We've all heard of Barbie, right?
I've been a fan of Barbie dolls my whole life. I had way too many to count, a couple of houses, cars, and the little airplane. Barbies were my favorite dolls to play with when I was little because, honestly, every other doll freaked me out.
How much do we know about Barbie dolls? Here's a mini history lesson:
- Barbie made her debut on March 9, 1959.
- She is named after the creator's daughter: Barbara.
- Barbie's real name is Barbara Millicent Roberts.
- This doll's image has been changed throughout the years.
- Here's a picture of the first Barbie ever:
Here's a picture of a recent Barbie doll:
Yeah, they've changed.
There has been a problem with Barbies for the last... I don't know how many years. First they were only Caucasian, then, the first "colored" Barbie came out in 1967. The word "colored" is in quotation marks because, according to many people, this doll didn't have African-American features. Now Barbie has different looking dolls, including the ones that are from different countries around the world.
There's another big problem, which is the one I want to address. According to many people, including body image expert Marci Warhaft-Nadler, “Barbie sends our girls one message, and it’s this: ‘You can do anything and you can be anything—as long as you look like this: very tall, very thin, very Caucasian, and very beautiful.'”
Do I agree with her? No.
Let's look at the typical Barbie doll next to the "normal" Barbie doll:
We can all see that the typical Barbie doll is very skinny, very tall, has a big head, etc. She is a doll. She looks like a typical doll.
And then, we see the "normal" Barbie and she looks like people do in real life. I think the one in the picture is suppose to look like an average 19-year old does.
This is my problem with the "normal" Barbie and people that think that Barbies are not good dolls for children:
Barbie dolls have always looked unrealistic. We're not supposed to look like Barbie dolls. When I was little, I didn't think about the way I was supposed to look like when I grew up because I was too busy thinking if Barbie and Ken should get back together because Kelly, Barbie's little sister, was sad! I understand that the media today can suck because they set expectations for women and the world is different than it was in the late 1990s and early 2000s. But dear ladies of the world, we should not, I repeat, SHOULD NOT let the media, ESPECIALLY BARBIE DOLLS, get to us! We are stronger than that. We look however we want to look. Barbie's big thing was "be who you want to be", meaning you can have any job in the world. Equality in the work place! Yeah, feminism! Barbie was everything! She was a doctor, a teacher (I had this one!), a chef, and many other things. I believe that what Marci Warhaft-Nadler said in her book, is not 100% correct. Yes, you can be whoever you want to be, but you don't have to look like the tall, skinny, Caucasian doll. There are plenty of different looking Barbie dolls out in the world right now, so calm down, Marci.
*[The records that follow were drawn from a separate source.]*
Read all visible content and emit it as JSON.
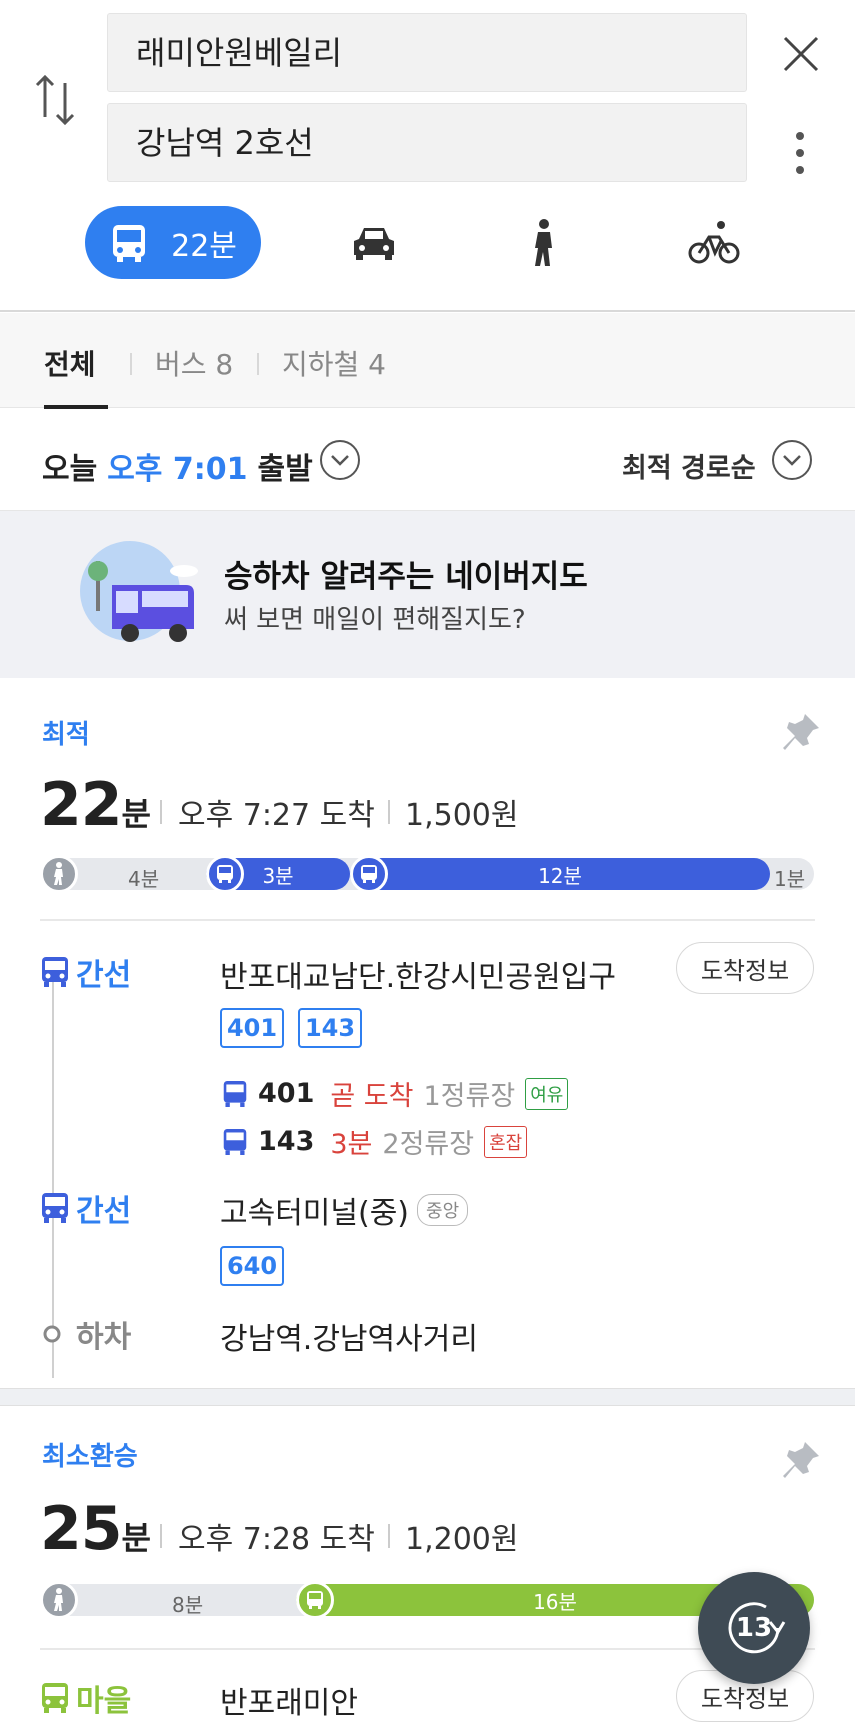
{
  "search": {
    "origin": "래미안원베일리",
    "destination": "강남역 2호선"
  },
  "modes": {
    "transit_time": "22분"
  },
  "tabs": [
    {
      "label": "전체"
    },
    {
      "label": "버스 8"
    },
    {
      "label": "지하철 4"
    }
  ],
  "departure": {
    "prefix": "오늘",
    "time": "오후 7:01",
    "suffix": "출발",
    "sort": "최적 경로순"
  },
  "banner": {
    "title": "승하차 알려주는 네이버지도",
    "subtitle": "써 보면 매일이 편해질지도?"
  },
  "route1": {
    "label": "최적",
    "minutes": "22",
    "minutes_unit": "분",
    "arrival": "오후 7:27 도착",
    "fare": "1,500원",
    "segments": {
      "walk1": "4분",
      "bus1": "3분",
      "bus2": "12분",
      "walk2": "1분"
    },
    "steps": [
      {
        "type": "간선",
        "stop": "반포대교남단.한강시민공원입구",
        "button": "도착정보",
        "routes": [
          "401",
          "143"
        ],
        "arrivals": [
          {
            "num": "401",
            "time": "곧 도착",
            "stops": "1정류장",
            "crowd": "여유"
          },
          {
            "num": "143",
            "time": "3분",
            "stops": "2정류장",
            "crowd": "혼잡"
          }
        ]
      },
      {
        "type": "간선",
        "stop": "고속터미널(중)",
        "badge": "중앙",
        "routes": [
          "640"
        ]
      },
      {
        "type": "하차",
        "stop": "강남역.강남역사거리"
      }
    ]
  },
  "route2": {
    "label": "최소환승",
    "minutes": "25",
    "minutes_unit": "분",
    "arrival": "오후 7:28 도착",
    "fare": "1,200원",
    "segments": {
      "walk1": "8분",
      "bus1": "16분"
    },
    "step": {
      "type": "마을",
      "stop": "반포래미안",
      "button": "도착정보"
    }
  },
  "fab": {
    "count": "13"
  },
  "colors": {
    "accent": "#2f7ff0",
    "bus_blue": "#3d5fdc",
    "village_green": "#8cc33c",
    "alert_red": "#d9433c"
  }
}
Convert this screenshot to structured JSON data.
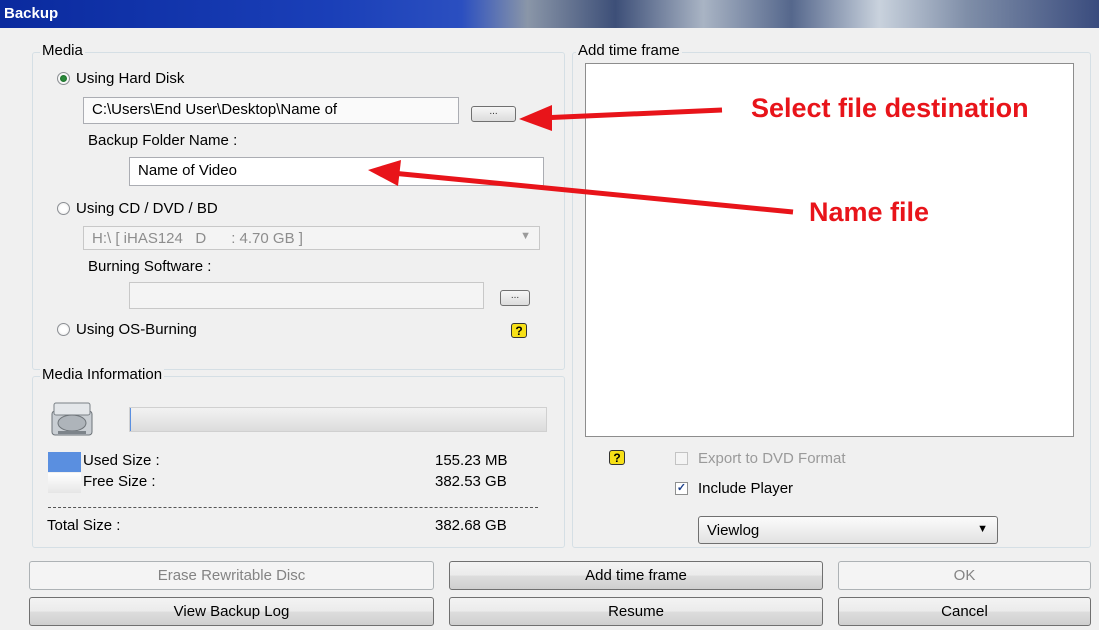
{
  "window": {
    "title": "Backup"
  },
  "media": {
    "label": "Media",
    "hard_disk_label": "Using Hard Disk",
    "path_value": "C:\\Users\\End User\\Desktop\\Name of",
    "browse_label": "...",
    "folder_name_label": "Backup Folder Name :",
    "folder_name_value": "Name of Video",
    "cd_label": "Using CD / DVD / BD",
    "drive_value": "H:\\ [ iHAS124   D      : 4.70 GB ]",
    "burning_software_label": "Burning Software :",
    "burning_browse_label": "...",
    "os_burning_label": "Using OS-Burning",
    "help_label": "?"
  },
  "media_info": {
    "label": "Media Information",
    "used_label": "Used Size :",
    "used_value": "155.23 MB",
    "free_label": "Free Size :",
    "free_value": "382.53 GB",
    "total_label": "Total Size :",
    "total_value": "382.68 GB",
    "used_fraction": 0.0004,
    "used_color": "#5a8fe0"
  },
  "time_frame": {
    "label": "Add time frame",
    "help_label": "?",
    "export_dvd_label": "Export to DVD Format",
    "include_player_label": "Include Player",
    "include_player_checked": "✓",
    "player_select_value": "Viewlog"
  },
  "buttons": {
    "erase": "Erase Rewritable Disc",
    "add_time_frame": "Add time frame",
    "ok": "OK",
    "view_log": "View Backup Log",
    "resume": "Resume",
    "cancel": "Cancel"
  },
  "annotations": {
    "select_destination": "Select file destination",
    "name_file": "Name file",
    "arrow_color": "#e8141a"
  }
}
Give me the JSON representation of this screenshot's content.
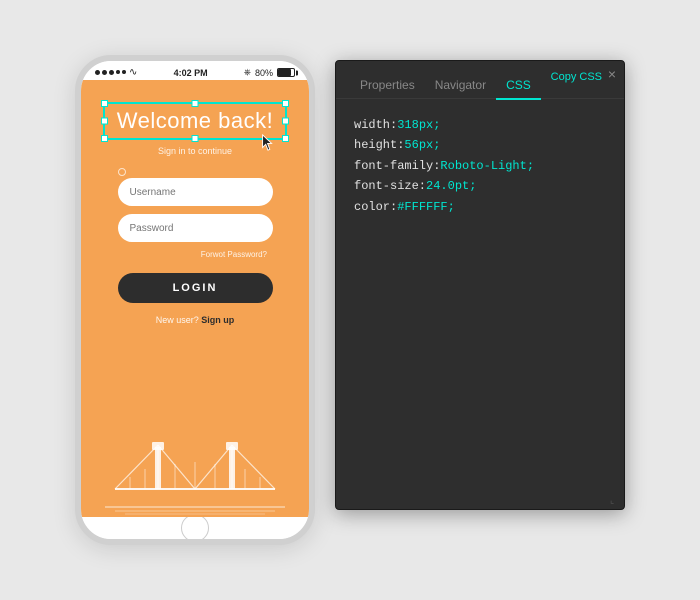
{
  "phone": {
    "status_bar": {
      "time": "4:02 PM",
      "battery_percent": "80%",
      "bluetooth_label": "BT"
    },
    "welcome_text": "Welcome back!",
    "sign_in_text": "Sign in to continue",
    "username_placeholder": "Username",
    "password_placeholder": "Password",
    "forgot_password": "Forwot Password?",
    "login_button": "LOGIN",
    "new_user_text": "New user?",
    "sign_up_text": "Sign up"
  },
  "panel": {
    "tabs": [
      "Properties",
      "Navigator",
      "CSS"
    ],
    "active_tab": "CSS",
    "copy_button": "Copy CSS",
    "close_button": "×",
    "css_properties": [
      {
        "prop": "width: ",
        "val": "318px;"
      },
      {
        "prop": "height: ",
        "val": "56px;"
      },
      {
        "prop": "font-family: ",
        "val": "Roboto-Light;"
      },
      {
        "prop": "font-size: ",
        "val": "24.0pt;"
      },
      {
        "prop": "color: ",
        "val": "#FFFFFF;"
      }
    ]
  },
  "colors": {
    "accent": "#00e5d0",
    "phone_bg": "#f5a353",
    "panel_bg": "#2e2e2e",
    "dark_button": "#2d2d2d"
  }
}
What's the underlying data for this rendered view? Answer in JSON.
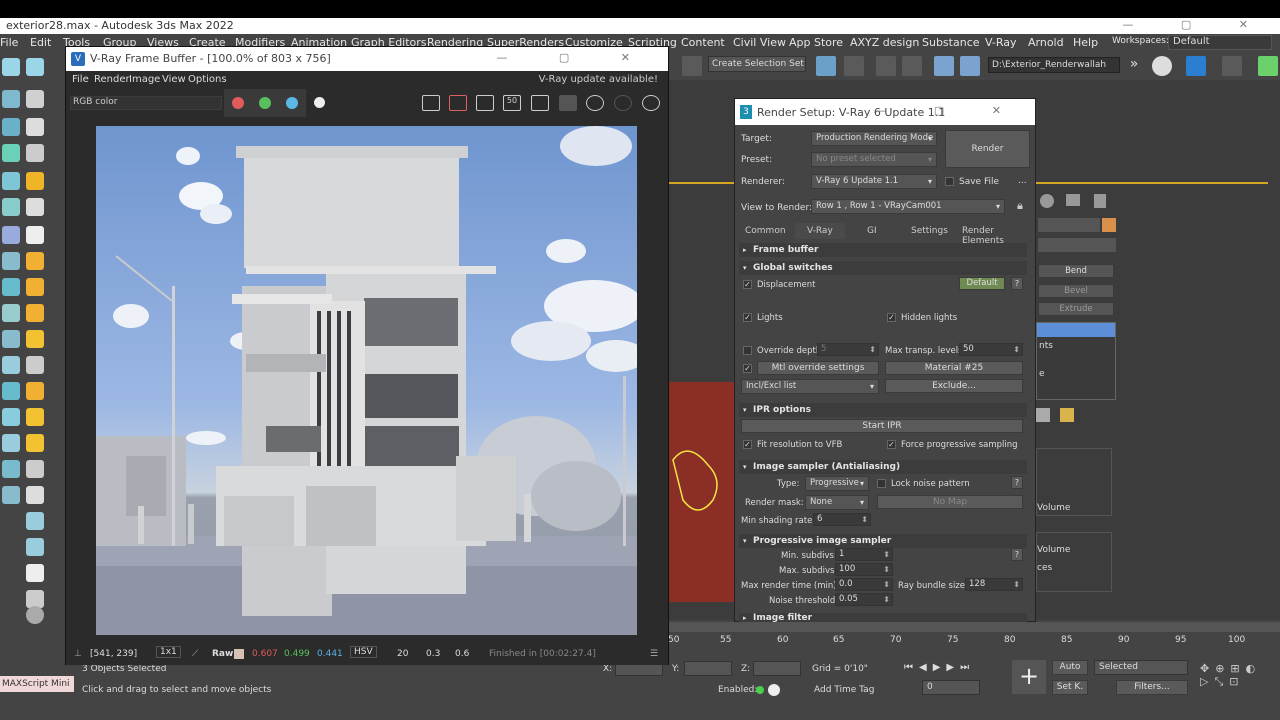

Let's take a look at famous women with Barbie doll proportions to prove my point that NOBODY should think that they should look like Barbies.
I believe that if parents are scared that their children will want to look like Barbie dolls, let them know! Go ahead and tell them that Barbie is a doll and that we are humans and are not supposed to look like a doll. I also believe half of the kids playing with dolls don't think "hmm, I need or should look like my doll" because they're busy trying to make up a story with their toys. Trust me, I remember what it was like to play with Barbies. It was fun. Never in my life did I think that women are supposed to look like the "perfect Barbie doll".
Let's not take our anger out on Barbie.